◆ **Material for the task**:
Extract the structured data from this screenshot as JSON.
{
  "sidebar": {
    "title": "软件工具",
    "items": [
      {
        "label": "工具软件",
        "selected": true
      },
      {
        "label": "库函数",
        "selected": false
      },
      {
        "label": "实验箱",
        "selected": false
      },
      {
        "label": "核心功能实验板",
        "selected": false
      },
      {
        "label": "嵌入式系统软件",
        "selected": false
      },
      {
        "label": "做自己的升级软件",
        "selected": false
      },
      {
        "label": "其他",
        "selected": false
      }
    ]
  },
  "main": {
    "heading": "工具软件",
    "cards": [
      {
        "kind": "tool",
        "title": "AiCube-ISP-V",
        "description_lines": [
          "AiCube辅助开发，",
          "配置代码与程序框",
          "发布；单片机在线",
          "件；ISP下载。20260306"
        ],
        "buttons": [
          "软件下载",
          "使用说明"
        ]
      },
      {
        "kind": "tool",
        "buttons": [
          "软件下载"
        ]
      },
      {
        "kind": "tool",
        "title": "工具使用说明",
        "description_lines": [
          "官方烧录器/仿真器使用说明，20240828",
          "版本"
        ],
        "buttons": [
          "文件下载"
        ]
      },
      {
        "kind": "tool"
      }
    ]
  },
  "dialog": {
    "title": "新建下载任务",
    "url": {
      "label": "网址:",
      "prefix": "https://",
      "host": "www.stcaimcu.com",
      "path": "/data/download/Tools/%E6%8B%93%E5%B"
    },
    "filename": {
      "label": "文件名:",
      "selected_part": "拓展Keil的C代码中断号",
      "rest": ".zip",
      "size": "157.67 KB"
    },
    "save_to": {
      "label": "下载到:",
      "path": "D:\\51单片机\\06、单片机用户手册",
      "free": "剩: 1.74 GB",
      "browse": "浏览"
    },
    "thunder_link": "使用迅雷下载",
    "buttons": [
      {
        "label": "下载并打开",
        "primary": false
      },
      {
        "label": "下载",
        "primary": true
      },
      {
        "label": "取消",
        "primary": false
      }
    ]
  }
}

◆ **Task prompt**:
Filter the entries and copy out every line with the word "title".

◆ **Reply**:
    "title": "软件工具",
        "title": "AiCube-ISP-V",
        "title": "工具使用说明",
    "title": "新建下载任务",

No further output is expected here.